The ICE’s top earner has broken the £200,000 mark as membership numbers break 91,000, its annual financial statement has revealed.
The Institution’s annual statement for 2016 said the most highly paid member of the ICE management team jumped from a £180,001 to £190,000 pay bracket to the £200,000 to £210,000 bracket, equating to a minimum 5% pay rise.
By comparison, the highest paid staff member at the Institution of Mechanical Engineers is in the £260,000 to £270,000 bracket and at the Institution of Engineering and Technology is in the £400,000 to £410,000 bracket, with two more staff members paid more than £200,000.
Next highly paid at the ICE is within the £160,001 to £170,000 bracket. In total, 18 people get paid at least £60,000 with a total of £10.9M spent on wages and salaries in 2016.
The ICE said in response that remuneration of senior management at director level and above is reviewed and approved annually by the ICE Group Remuneration Committee, chaired by a recent past president. “The committee ensures arrangements are affordable and fair, and designed to motivate and reward performance in the interests of the ICE Group,” said a spokesperson. “Remuneration is benchmarked periodically using external surveys and data which include both commercial and not for profit organisations, ensuring that salaries for all ICE staff are commensurate with the external market.
“In 2016, pay increases awarded to staff, including those in senior positions, were in line with the external market,” added the spokesperson. ”For the highest paid member of staff, the total remuneration package increased by the average amount.”
In line with targets, membership rose 2% to over 91,000 members with female membership rising by 7% in 2016. Professional review applications rose by 17%. In July last year, ICE members voted “yes” to proposals to create a new Associate Member grade.
The ICE is a registered charity. Almost half of its income comes from the trading activities of its commercial arm Thomas Telford (TTL). Income in 2016 from the business fell from £15.4M to £14.1M, which it attributed to the closure for refurbishment of its headquarters at One Great George Street in the summer of 2016 for refurbishment. Wholly owned by the ICE, the subsidiary company’s principal activities include the publication of contracts, books and journals. It also provides training, meeting and hospitality facilities. The recruitment arm of the business closed in 2016. The whole of the TTL profit is gift-aided to the institution.
In total, the ICE’s income for the year fell from £33.2M to £30.8M with just over £12M coming in from annual subscriptions, around £1.6M from examinations and other training fees and £1.5M from ‘other charitable income’.
The accounts show that OGGS is valued at £17M. In 2016, the ICE completed the major capital works programme of its headquarters at a cost of £5.6M. Eleven companies – including Aecom, Mott MacDonald and WSP – agreed to contribute more than £500,000 over five years towards elements of the programme as part of the Institution’s Shaping the World project.

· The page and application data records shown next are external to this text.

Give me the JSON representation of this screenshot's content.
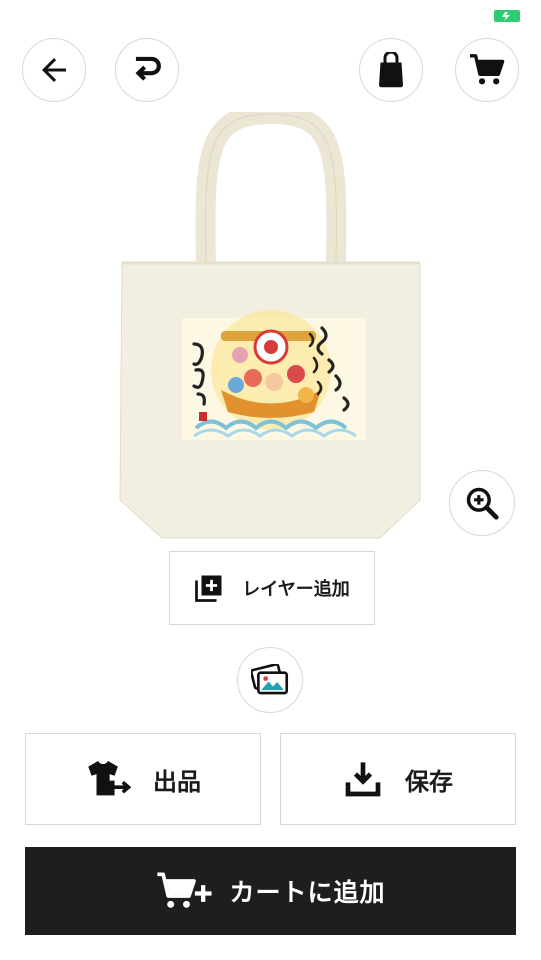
{
  "status": {
    "battery_color": "#2ecc71"
  },
  "toolbar": {
    "back_icon": "arrow-left-icon",
    "redo_icon": "redo-icon",
    "product_icon": "bag-icon",
    "cart_icon": "cart-icon"
  },
  "product": {
    "type": "tote-bag",
    "color": "#f3f0e3"
  },
  "controls": {
    "zoom_icon": "zoom-in-icon",
    "add_layer_label": "レイヤー追加",
    "image_library_icon": "photo-library-icon"
  },
  "actions": {
    "list_label": "出品",
    "save_label": "保存",
    "add_to_cart_label": "カートに追加"
  }
}
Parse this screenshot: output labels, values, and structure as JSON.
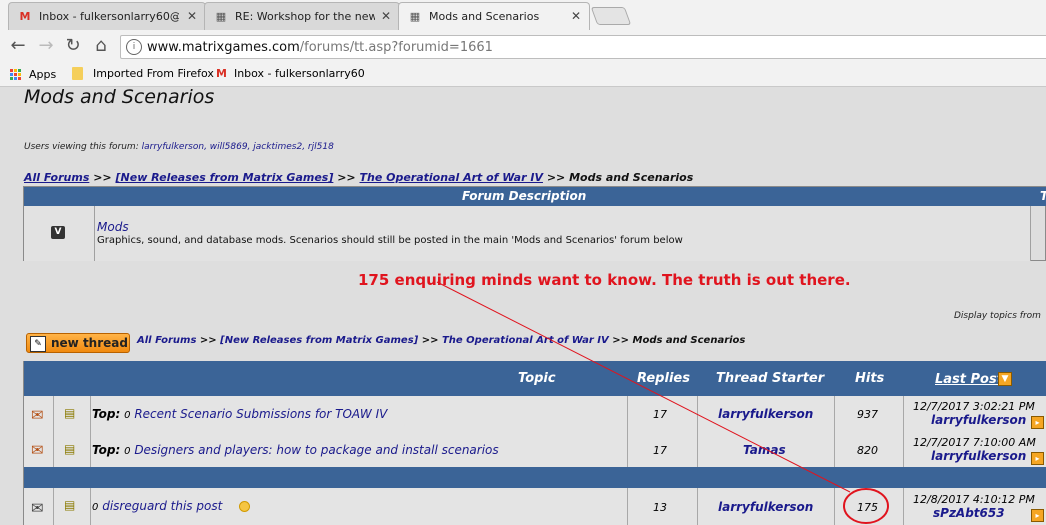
{
  "tabs": [
    {
      "label": "Inbox - fulkersonlarry60@g",
      "icon": "gmail-icon"
    },
    {
      "label": "RE: Workshop for the new",
      "icon": "forum-icon"
    },
    {
      "label": "Mods and Scenarios",
      "icon": "forum-icon"
    }
  ],
  "address": {
    "host": "www.matrixgames.com",
    "path": "/forums/tt.asp?forumid=1661"
  },
  "bookmarks": [
    {
      "label": "Apps",
      "icon": "apps-grid-icon"
    },
    {
      "label": "Imported From Firefox",
      "icon": "folder-icon"
    },
    {
      "label": "Inbox - fulkersonlarry60",
      "icon": "gmail-icon"
    }
  ],
  "page": {
    "title": "Mods and Scenarios",
    "viewers_label": "Users viewing this forum:",
    "viewers": "larryfulkerson, will5869, jacktimes2, rjl518",
    "breadcrumb": [
      "All Forums",
      "[New Releases from Matrix Games]",
      "The Operational Art of War IV",
      "Mods and Scenarios"
    ],
    "breadcrumb_sep": ">>",
    "forum_desc_header": "Forum Description",
    "forum_desc_header_right": "T",
    "subforum": {
      "name": "Mods",
      "desc": "Graphics, sound, and database mods. Scenarios should still be posted in the main 'Mods and Scenarios' forum below"
    },
    "annotation": "175 enquiring minds want to know.  The truth is out there.",
    "display_topics": "Display topics from",
    "new_thread_label": "new thread",
    "columns": {
      "topic": "Topic",
      "replies": "Replies",
      "starter": "Thread Starter",
      "hits": "Hits",
      "last_post": "Last Post"
    },
    "threads": [
      {
        "prefix": "Top:",
        "attach": "0",
        "title": "Recent Scenario Submissions for TOAW IV",
        "replies": "17",
        "starter": "larryfulkerson",
        "hits": "937",
        "last_date": "12/7/2017 3:02:21 PM",
        "last_user": "larryfulkerson"
      },
      {
        "prefix": "Top:",
        "attach": "0",
        "title": "Designers and players: how to package and install scenarios",
        "replies": "17",
        "starter": "Tamas",
        "hits": "820",
        "last_date": "12/7/2017 7:10:00 AM",
        "last_user": "larryfulkerson"
      },
      {
        "prefix": "",
        "attach": "0",
        "title": "disreguard this post",
        "replies": "13",
        "starter": "larryfulkerson",
        "hits": "175",
        "last_date": "12/8/2017 4:10:12 PM",
        "last_user": "sPzAbt653"
      }
    ]
  },
  "colors": {
    "header_blue": "#3b6497",
    "annotation_red": "#e0141e",
    "link_navy": "#1a1a8c"
  }
}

“As a charity, the ICE seeks to fulfil its mission to foster the art and science of civil engineering for social and environmental benefit. This includes making our knowledge more accessible to the general public,” said the ICE spokesperson.
“The ICE’s fundraising initiative, Shaping the World, enabled the development of the UK’s first learning and exhibition space devoted to civil engineering – the Infrastructure Learning Hub (ILH). The Founding Partners’ contributions of £500,000 were used to renovate the space and install display cases and equipment, making it a suitable space for young people to attract entry to the profession.
“As this was undertaken as part of ICE’s refurbishment of One Great George Street, the ILH renovation also fell under the major capital works programme.”